What follows is a rough translation of Habilian’s interview with professor Reza Simbar from Guilan University:
Habilian: What is state terrorism?
Dr. Simbar: The first thing that we should consider as the basis in the area is that basically no actor in the international arena deems himself a terrorist, neither groups nor governments. That is why they say: He whom you consider terrorist is a freedom fighter from my point of view. Accordingly, the Zionist regime claims it is sacrificing for sacred causes and deems the Palestinian resistance fighters to be terrorists.
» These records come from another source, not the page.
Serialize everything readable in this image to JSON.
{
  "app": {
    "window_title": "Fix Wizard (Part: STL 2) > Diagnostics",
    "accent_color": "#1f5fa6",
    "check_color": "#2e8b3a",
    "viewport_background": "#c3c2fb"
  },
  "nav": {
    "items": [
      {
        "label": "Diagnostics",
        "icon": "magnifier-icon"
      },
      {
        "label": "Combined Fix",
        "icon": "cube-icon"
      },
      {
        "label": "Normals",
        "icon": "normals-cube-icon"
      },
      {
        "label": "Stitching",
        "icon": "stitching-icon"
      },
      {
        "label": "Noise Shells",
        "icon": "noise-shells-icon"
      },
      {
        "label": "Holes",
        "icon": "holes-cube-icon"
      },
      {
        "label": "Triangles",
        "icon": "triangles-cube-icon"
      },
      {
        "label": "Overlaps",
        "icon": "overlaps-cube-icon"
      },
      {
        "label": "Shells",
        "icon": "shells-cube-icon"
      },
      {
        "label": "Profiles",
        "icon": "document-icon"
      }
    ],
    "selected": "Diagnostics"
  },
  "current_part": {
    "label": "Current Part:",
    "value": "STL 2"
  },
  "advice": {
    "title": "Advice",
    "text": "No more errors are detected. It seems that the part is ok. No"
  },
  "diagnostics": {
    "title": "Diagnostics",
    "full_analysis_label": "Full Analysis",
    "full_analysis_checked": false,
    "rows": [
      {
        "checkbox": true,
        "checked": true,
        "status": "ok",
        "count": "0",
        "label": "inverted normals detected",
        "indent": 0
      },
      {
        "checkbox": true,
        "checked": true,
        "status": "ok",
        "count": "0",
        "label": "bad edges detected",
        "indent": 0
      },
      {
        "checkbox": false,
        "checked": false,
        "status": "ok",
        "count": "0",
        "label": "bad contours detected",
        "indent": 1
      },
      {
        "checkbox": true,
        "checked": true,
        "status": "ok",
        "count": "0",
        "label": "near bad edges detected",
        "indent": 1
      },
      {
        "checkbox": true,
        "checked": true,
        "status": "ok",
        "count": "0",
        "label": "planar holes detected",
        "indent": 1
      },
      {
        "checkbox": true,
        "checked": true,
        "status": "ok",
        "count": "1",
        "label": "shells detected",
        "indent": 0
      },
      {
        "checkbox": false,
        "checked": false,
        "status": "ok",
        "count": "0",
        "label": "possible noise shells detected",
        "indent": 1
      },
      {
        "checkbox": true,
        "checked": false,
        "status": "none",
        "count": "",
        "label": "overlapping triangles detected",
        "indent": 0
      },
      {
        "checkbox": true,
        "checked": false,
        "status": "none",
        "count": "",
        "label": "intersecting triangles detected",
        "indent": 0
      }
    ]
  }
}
There is always a border between right and wrong and between truth and falsehood in defining terrorism, that we should define these borders. These borderlines are also available in concepts like freedom, equality and justice. We are Iranian Shiite Muslims living in the same era, while we may have different definitions for freedom. Although, culture and religion help bringing the definitions closer together. There are certainly different perceptions of terrorism, too. That is, different actors have differing definitions of terrorism because of that floating conception. Different groups project the wrong as right and vice versa according to their own set of beliefs. They acknowledge what they have done and say: “we’re seeking forgiveness from the pure spirits of those who were killed, but we are at the end of our ropes. We wanted to establish freedom!” Spain’s ETA, Palestinian Liberation Organization (PLO), and Mujahedin-e Khalq (MEK, a.k.a. MKO) also grant themselves some rights. Another issue is the legal discussions in terms of terrorism. We should look at the issue of terrorism especially state terrorism from the legal point view particularly international law. The first and foremost issue to be raised here is that there is no international consensus on the definition of “terrorism”. Several resolutions and statements have been issued so far, but there is no common definition offered for the term terrorism in the international law. This made different governments provide their own definitions of terrorism and apply it to certain groups. The US government was the first who explicitly performed this after 9/11. The US Department of State compiles a list once or twice a year and says these are terrorists in our views. The EU also did the same job and compiled a roster of terrorist countries and actors. Interestingly, the two lists are to some extent different, although they are the lists of two western allies.
Habilian: What is the reason of the difference between the terrorist lists?
Dr. Simbar: Let me go back to what I said earlier. There are different viewpoints with regards to terrorism and this leads to different results. The Western countries cited the Article 51 of the UN Charter when they found themselves facing charges. When they failed to attract the international consensus to attack Iraq, they said we launch the war against Iraq in accordance with Article 51 of the UN Charter. There, George Bush said his famous quote: “You’re either with us, or against us.” But the US was charged with terrorism, since its attack met the main components of terrorism.
Habilian: What are those components exactly?
Dr. Simbar: There are two components emphasized in most of the definitions of terrorism: Act of violence and political motive or goal. Most experts believe that if the two meet, that act is terrorism. So in addition to the United States acts, the Israel’s attacks against Palestinians are state terrorism.